Print every entry exactly as written and exclude all images.

* Records *
*** Block opens ***

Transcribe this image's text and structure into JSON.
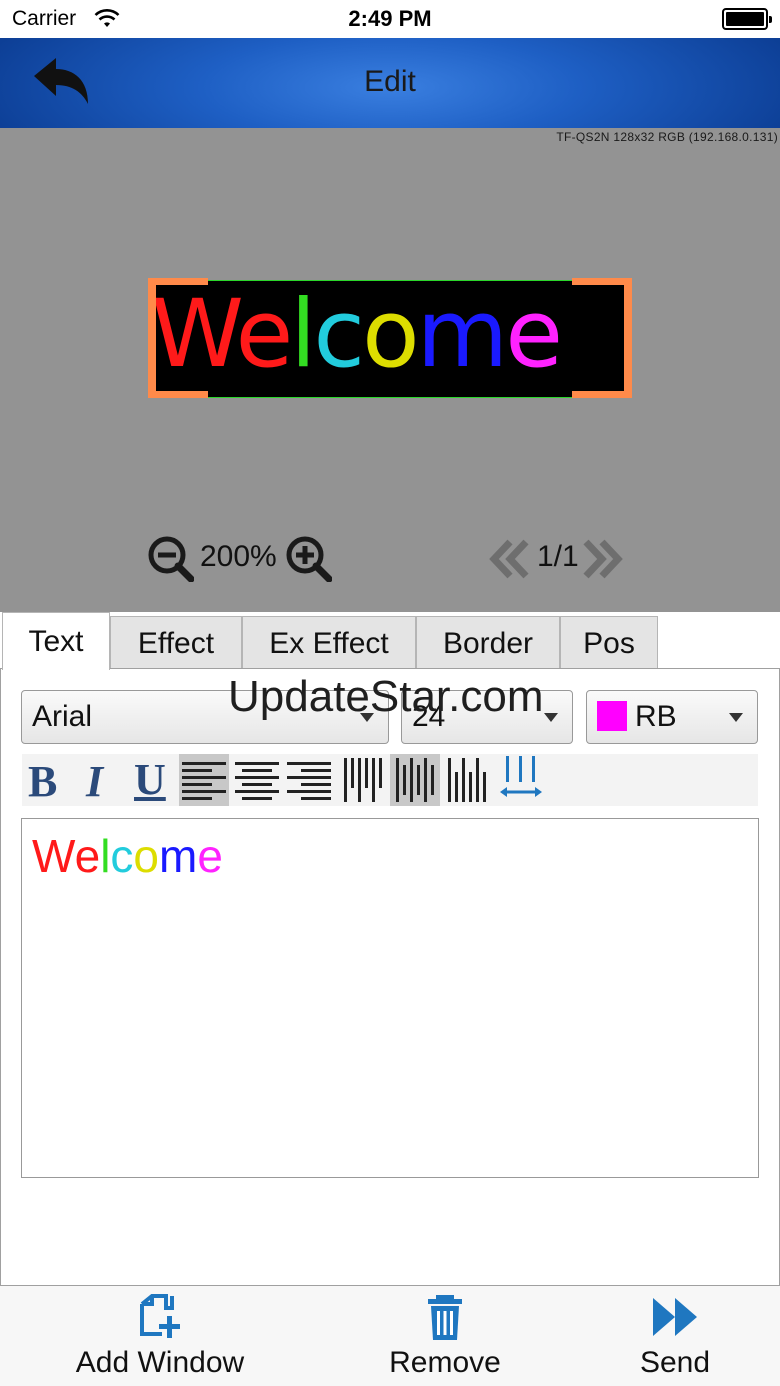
{
  "status_bar": {
    "carrier": "Carrier",
    "time": "2:49 PM"
  },
  "nav": {
    "title": "Edit",
    "back_icon": "back-arrow-icon"
  },
  "preview": {
    "device_info": "TF-QS2N 128x32 RGB (192.168.0.131)",
    "zoom_level": "200%",
    "page_indicator": "1/1",
    "led_letters": [
      {
        "char": "W",
        "color": "#ff1a1a"
      },
      {
        "char": "e",
        "color": "#ff1a1a"
      },
      {
        "char": "l",
        "color": "#33dd22"
      },
      {
        "char": "c",
        "color": "#22ccdd"
      },
      {
        "char": "o",
        "color": "#dddd00"
      },
      {
        "char": "m",
        "color": "#1a1aff"
      },
      {
        "char": "e",
        "color": "#ff22ff"
      }
    ]
  },
  "tabs": [
    {
      "label": "Text",
      "active": true
    },
    {
      "label": "Effect",
      "active": false
    },
    {
      "label": "Ex Effect",
      "active": false
    },
    {
      "label": "Border",
      "active": false
    },
    {
      "label": "Pos",
      "active": false
    }
  ],
  "font": {
    "family": "Arial",
    "size": "24",
    "color_label": "RB",
    "color_swatch": "#ff00ff"
  },
  "toolbar": {
    "bold_label": "B",
    "italic_label": "I",
    "underline_label": "U",
    "selected": [
      "align-left",
      "valign-middle"
    ]
  },
  "editor": {
    "letters": [
      {
        "char": "W",
        "color": "#ff1a1a"
      },
      {
        "char": "e",
        "color": "#ff1a1a"
      },
      {
        "char": "l",
        "color": "#33dd22"
      },
      {
        "char": "c",
        "color": "#22ccdd"
      },
      {
        "char": "o",
        "color": "#dddd00"
      },
      {
        "char": "m",
        "color": "#1a1aff"
      },
      {
        "char": "e",
        "color": "#ff22ff"
      }
    ]
  },
  "watermark": "UpdateStar.com",
  "bottom_bar": {
    "add_window": "Add Window",
    "remove": "Remove",
    "send": "Send"
  },
  "colors": {
    "accent": "#1f77c0",
    "nav_blue": "#1e5fc4",
    "handle": "#ff8a4a"
  }
}
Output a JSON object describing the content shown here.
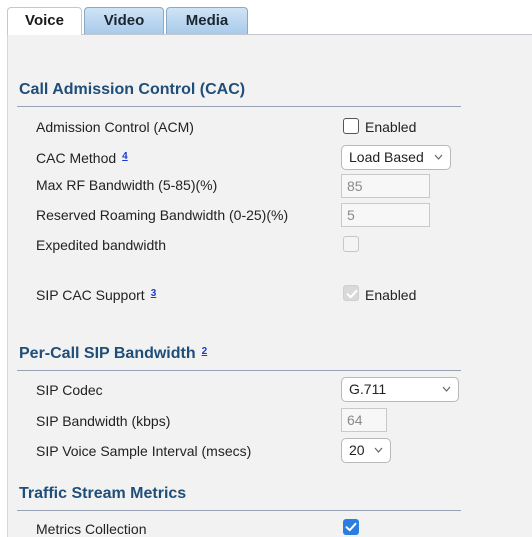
{
  "tabs": [
    {
      "label": "Voice"
    },
    {
      "label": "Video"
    },
    {
      "label": "Media"
    }
  ],
  "cac": {
    "title": "Call Admission Control (CAC)",
    "admission_control": {
      "label": "Admission Control (ACM)",
      "checkbox_label": "Enabled",
      "checked": false
    },
    "cac_method": {
      "label": "CAC Method",
      "footnote": "4",
      "value": "Load Based"
    },
    "max_rf_bandwidth": {
      "label": "Max RF Bandwidth (5-85)(%)",
      "value": "85"
    },
    "reserved_roaming": {
      "label": "Reserved Roaming Bandwidth (0-25)(%)",
      "value": "5"
    },
    "expedited_bandwidth": {
      "label": "Expedited bandwidth",
      "checked": false
    },
    "sip_cac_support": {
      "label": "SIP CAC Support",
      "footnote": "3",
      "checkbox_label": "Enabled",
      "checked": true
    }
  },
  "per_call": {
    "title": "Per-Call SIP Bandwidth",
    "footnote": "2",
    "sip_codec": {
      "label": "SIP Codec",
      "value": "G.711"
    },
    "sip_bandwidth": {
      "label": "SIP Bandwidth (kbps)",
      "value": "64"
    },
    "sample_interval": {
      "label": "SIP Voice Sample Interval (msecs)",
      "value": "20"
    }
  },
  "tsm": {
    "title": "Traffic Stream Metrics",
    "metrics_collection": {
      "label": "Metrics Collection",
      "checked": true
    }
  },
  "icons": {
    "dropdown": "chevron-down-icon",
    "check": "checkmark-icon"
  },
  "colors": {
    "section_title": "#1f4e79",
    "accent_check": "#2a7de1",
    "footnote_link": "#1a39d6"
  }
}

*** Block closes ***

* Your solution *
Transcribe this image's text and structure into JSON.
{
  "status_bar": {
    "carrier": "Carrier",
    "time": "2:49 PM"
  },
  "nav": {
    "title": "Edit",
    "back_icon": "back-arrow-icon"
  },
  "preview": {
    "device_info": "TF-QS2N 128x32 RGB (192.168.0.131)",
    "zoom_level": "200%",
    "page_indicator": "1/1",
    "led_letters": [
      {
        "char": "W",
        "color": "#ff1a1a"
      },
      {
        "char": "e",
        "color": "#ff1a1a"
      },
      {
        "char": "l",
        "color": "#33dd22"
      },
      {
        "char": "c",
        "color": "#22ccdd"
      },
      {
        "char": "o",
        "color": "#dddd00"
      },
      {
        "char": "m",
        "color": "#1a1aff"
      },
      {
        "char": "e",
        "color": "#ff22ff"
      }
    ]
  },
  "tabs": [
    {
      "label": "Text",
      "active": true
    },
    {
      "label": "Effect",
      "active": false
    },
    {
      "label": "Ex Effect",
      "active": false
    },
    {
      "label": "Border",
      "active": false
    },
    {
      "label": "Pos",
      "active": false
    }
  ],
  "font": {
    "family": "Arial",
    "size": "24",
    "color_label": "RB",
    "color_swatch": "#ff00ff"
  },
  "toolbar": {
    "bold_label": "B",
    "italic_label": "I",
    "underline_label": "U",
    "selected": [
      "align-left",
      "valign-middle"
    ]
  },
  "editor": {
    "letters": [
      {
        "char": "W",
        "color": "#ff1a1a"
      },
      {
        "char": "e",
        "color": "#ff1a1a"
      },
      {
        "char": "l",
        "color": "#33dd22"
      },
      {
        "char": "c",
        "color": "#22ccdd"
      },
      {
        "char": "o",
        "color": "#dddd00"
      },
      {
        "char": "m",
        "color": "#1a1aff"
      },
      {
        "char": "e",
        "color": "#ff22ff"
      }
    ]
  },
  "watermark": "UpdateStar.com",
  "bottom_bar": {
    "add_window": "Add Window",
    "remove": "Remove",
    "send": "Send"
  },
  "colors": {
    "accent": "#1f77c0",
    "nav_blue": "#1e5fc4",
    "handle": "#ff8a4a"
  }
}
Output a JSON object describing the content shown here.
{
  "tabs": [
    {
      "label": "Voice"
    },
    {
      "label": "Video"
    },
    {
      "label": "Media"
    }
  ],
  "cac": {
    "title": "Call Admission Control (CAC)",
    "admission_control": {
      "label": "Admission Control (ACM)",
      "checkbox_label": "Enabled",
      "checked": false
    },
    "cac_method": {
      "label": "CAC Method",
      "footnote": "4",
      "value": "Load Based"
    },
    "max_rf_bandwidth": {
      "label": "Max RF Bandwidth (5-85)(%)",
      "value": "85"
    },
    "reserved_roaming": {
      "label": "Reserved Roaming Bandwidth (0-25)(%)",
      "value": "5"
    },
    "expedited_bandwidth": {
      "label": "Expedited bandwidth",
      "checked": false
    },
    "sip_cac_support": {
      "label": "SIP CAC Support",
      "footnote": "3",
      "checkbox_label": "Enabled",
      "checked": true
    }
  },
  "per_call": {
    "title": "Per-Call SIP Bandwidth",
    "footnote": "2",
    "sip_codec": {
      "label": "SIP Codec",
      "value": "G.711"
    },
    "sip_bandwidth": {
      "label": "SIP Bandwidth (kbps)",
      "value": "64"
    },
    "sample_interval": {
      "label": "SIP Voice Sample Interval (msecs)",
      "value": "20"
    }
  },
  "tsm": {
    "title": "Traffic Stream Metrics",
    "metrics_collection": {
      "label": "Metrics Collection",
      "checked": true
    }
  },
  "icons": {
    "dropdown": "chevron-down-icon",
    "check": "checkmark-icon"
  },
  "colors": {
    "section_title": "#1f4e79",
    "accent_check": "#2a7de1",
    "footnote_link": "#1a39d6"
  }
}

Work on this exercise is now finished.